Ja'keh Clark, a software developer at Best Buy, is a key contributor to Minnesota's emerging diversity efforts in technology.
Clark, 31, has an academic background in art and design and worked with juvenile offenders after college. Clark also liked technology and tinkering with software.
Today, Clark is a two-year digital engineer, integrating Internet of Things applications into Best Buy's website and on mobile devices. A favorite software application Clark developed allows customers to check the website to determine how busy a store is before deciding to visit.
"I'm in the right place," Clark said. "I really enjoy the work. And we're involved in the People of Color Career Fair and Blacks in Technology. That's important."
Employers broadly "can do better on diversity," Clark said. "A lot of women and minorities are not considered for tech-related jobs. They don't have the specified academic qualifications.
"A lot of times companies will be apprehensive about hiring those with nontraditional backgrounds. And you could train them, such as me, in a few months through a boot-camp program. I've heard those frustrations."
Best Buy, as part of its diversity commitment, has committed that 30% of the 1,000-plus tech-team hires it plans over the next couple years will be Black, Latino, Indigenous and female.
Clark is proof that, if you have aptitude and desire, you don't need a four-year degree in computer science to be successful in IT. And even in the COVID-19 recession, tech jobs go unfilled.
Last month, the Minnesota Technology Association, or MnTech, recognized Clark as a "rising star" at its annual Tekne Awards that spotlights innovations and accomplishment.
"In many ways, 'Key' Clark represents the face of Minnesota's future tech workforce, one that is more diverse, digitally fluent and the beneficiary of a nontraditional learning journey," said Jeff Tollefson, a former venture capitalist who heads MnTech.
"At a time when tech-enabled companies are struggling to fill IT roles, companies are forced to rethink historical approaches … to access high-potential talent."

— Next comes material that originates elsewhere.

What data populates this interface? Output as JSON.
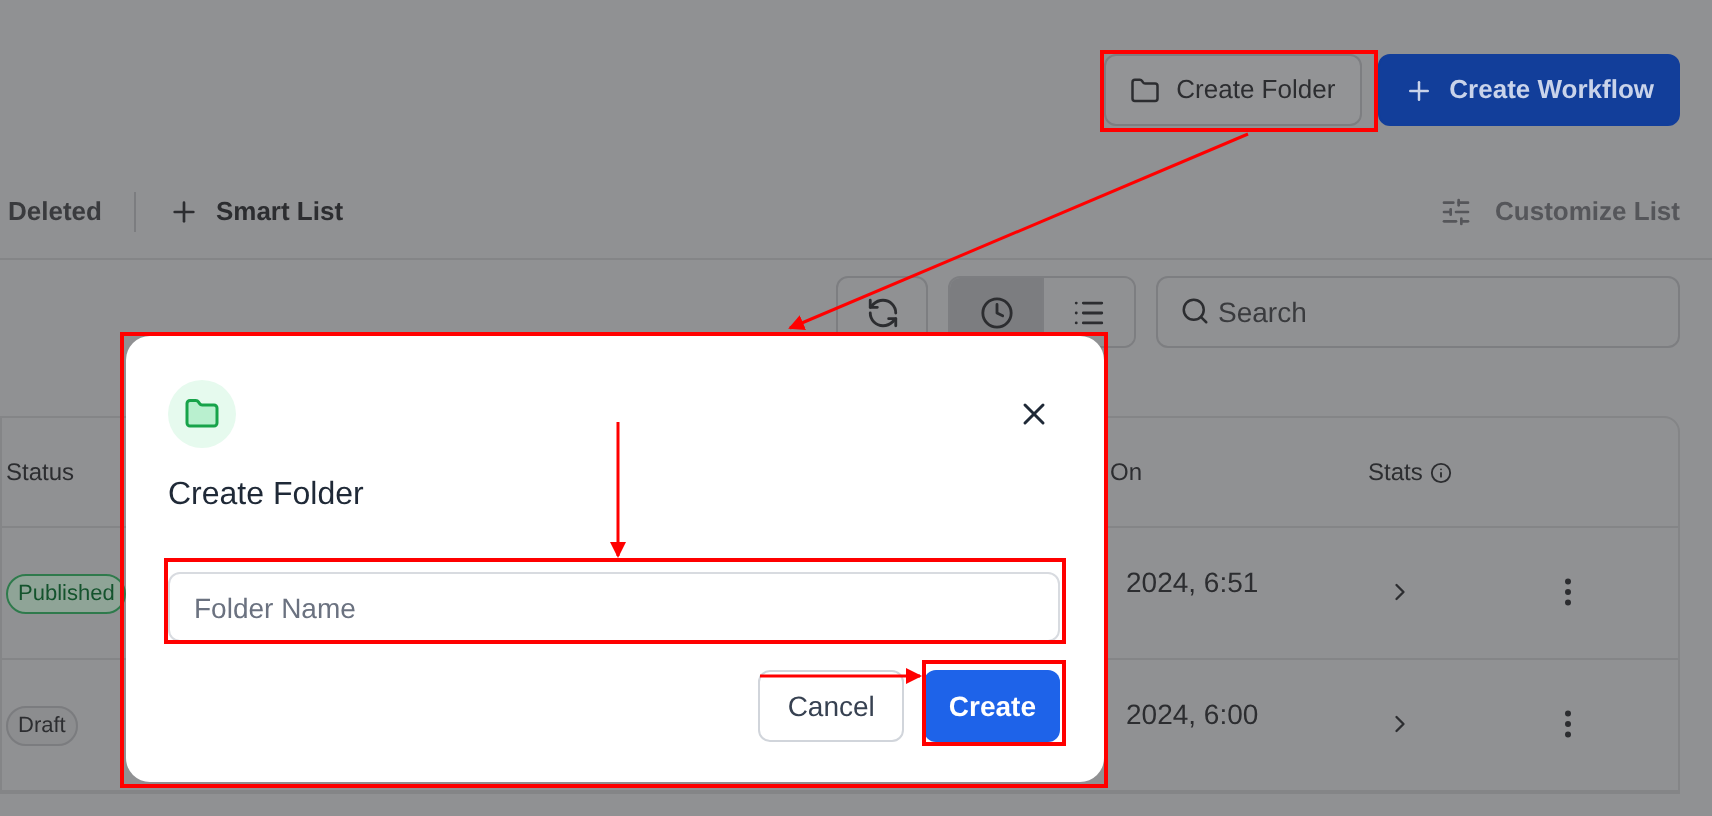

Tollefson previously ran the local chapter of Genesys Works, a yearlong training and business internship program for disadvantaged high school seniors. He knows something about the future and the transition of the tech workforce from mostly white men.
"This means helping to develop new tech talent pipelines, advocating for workforce policy changes, sharing best practices, and facilitating connections between job seekers and employers as we cultivate the skilled, inclusive technology workforce Minnesota companies need for continued success," Tollefson wrote to MnTech members recently.
"With baby boomers leaving the tech workforce in large numbers, we need to … engage historically overlooked and untapped sources of talent," he added.
Minorities made up only 22% of workers in the 2 million job, 16-county Twin Cities metropolitan area in 2019, according to a recent analysis by labor economist Tim O'Neill of the Minnesota Department of Employment and Economic Development. And minority employment grew 25% in 2015-19, or 89,485 new jobs, while the overall job market grew only 6%.
The region's economic growth increasingly depends on working-age minorities, including immigrants.
Their ranks are growing at twice-or-more the pace of the overall job market in fields such as management, business and financial operations, health care, technology and construction trades.
Clark, who was raised by a grandmother in Oklahoma, has been on Clark's own since high school.
Clark moved, first to Wisconsin, to attend college near an older friend who was a mentor. Clark financed college, including a few software classes, with work and debt.
Clark's interest in software led in 2018 to Minneapolis-based Prime Digital Academy, an industry-backed boot camp that trains adults for IT jobs. Clark covered the $15,000 tuition mostly with a Minneapolis Tech Hire grant funded by government and industry.
"The month I graduated, I had only $130 to live on after I paid my rent," Clark recalled.
Clark has made the most of the opportunity, representing Best Buy in Blacks in Technology, engaging in conferences and volunteering in Clark's neighborhood, as well as mentoring students.
"Leadership is … what you choose to do with your time and how you engage people," said the frugal Clark, who still lives in the same studio apartment in the Phillips neighborhood.
"I see poverty. Homelessness. I'm privileged and committed to the neighborhood.
"I also work with students from [nearby] Augsburg University and Prime Digital. Some from this neighborhood. They need support, portfolio reviews and help with soft-skill development. I try to introduce them to people in industry.''
Scott Schmidt, a digital supervisor, praised Clark as a good teammate, curious and helpful.
Those important attributes aren't requisites for a computer science degree.